Ronna and Eric Hoffman Gallery
Making A Better Painting seeks to spark dialogue among regional artists and theorists about painting practices today and respond to new and pressing questions.
What can be called a painting today? How does painting’s immediacy of materials and the human hand react to the mediated world we live in? How do painters today reckon with the material, historical, environmental and psychological costs of their production? How do we reconcile artistic practice with political engagement? A collaborative effort among artists from multiple institutions across the PNW, Making a Better Painting presents these questions as a starting point for broad and diverse conversations among regional artists, academics and curators. A two-month exhibition of the same title at the Hoffman Gallery on the Lewis & Clark campus includes Washington and Oregon painters and serves as the centerpiece and context for the symposium.
The exhibiting artists are Juventino Aranda (Walla Walla), Bruce Burris (Corvallis), Dawn Cerny (Seattle), Jaq Chartier (Seattle), Ka’ila Farrell-Smith (Klamath), Derek Franklin (Portland), Joe Hedges (Pullman), Grant Hottle (Portland), Paul Komada (Seattle), Ruth Lantz (Portland), Ellen Lesperance (Portland), Margie Livingston (Seattle), Elizabeth Malaska (Portland), V. Maldonado (Portland), Susan Murrell (La Grande), Ralph Pugay (Portland), Anthony White (Seattle), Amanda Wojick (Eugene).
Making a Better Painting Symposium: March 6 and 7
You can find the preliminary schedule below. There will be some changes in the next few weeks, so check back soon!
Registration to the symposium is free but required of all. We will use this information to make sure we have enough seating and refreshments.
For registration details, please contact Alison Walcott at firstname.lastname@example.org or 503-768-7390.
Keynote: Molly Zuckerman-Hartung
Molly Zuckerman-Hartung is a painter and writer living and working in New York. She received a BA from The Evergreen State College in 1998 and an MFA from The School of the Art Institute of Chicago in 2007. She has shown internationally, and is represented by Corbett vs. Dempsey in Chicago. She was included in the group show Painter Painter at the Walker Art Center (Minneapolis,) and the 2014 Whitney Biennial, and has had solo shows at John Connelly (NYC), The Museum of Contemporary Art (Chicago,) Kadel Willborn in (Karlsruhe), Diana Lowenstein Fine Art (Miami), and Rowley Kennerk (Chicago.) She is a 2013 recipient of the Louis Comfort Tiffany Grant.
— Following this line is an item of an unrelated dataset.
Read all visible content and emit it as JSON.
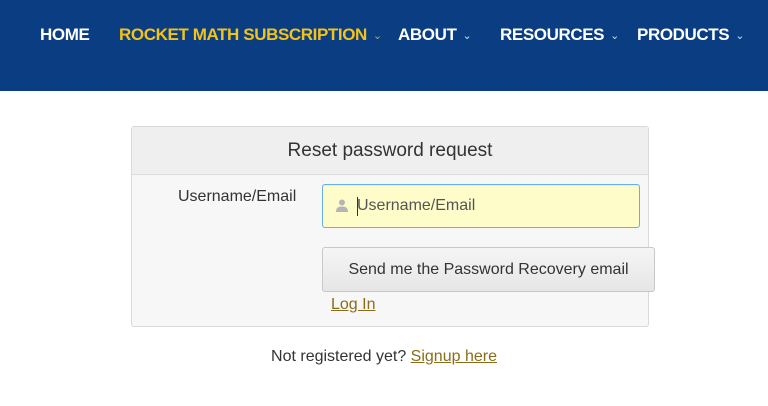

She has written essays on Susan Sontag, Michelle Grabner, Carrie Schneider, and Magalie Guerin, and in 2012 she wrote (The 95 Theses on Painting). Ms. Zuckerman-Hartung teaches in the low residency MFA program at the School of the Art Institute of Chicago and was appointed critic in painting/printmaking at Yale in 2015.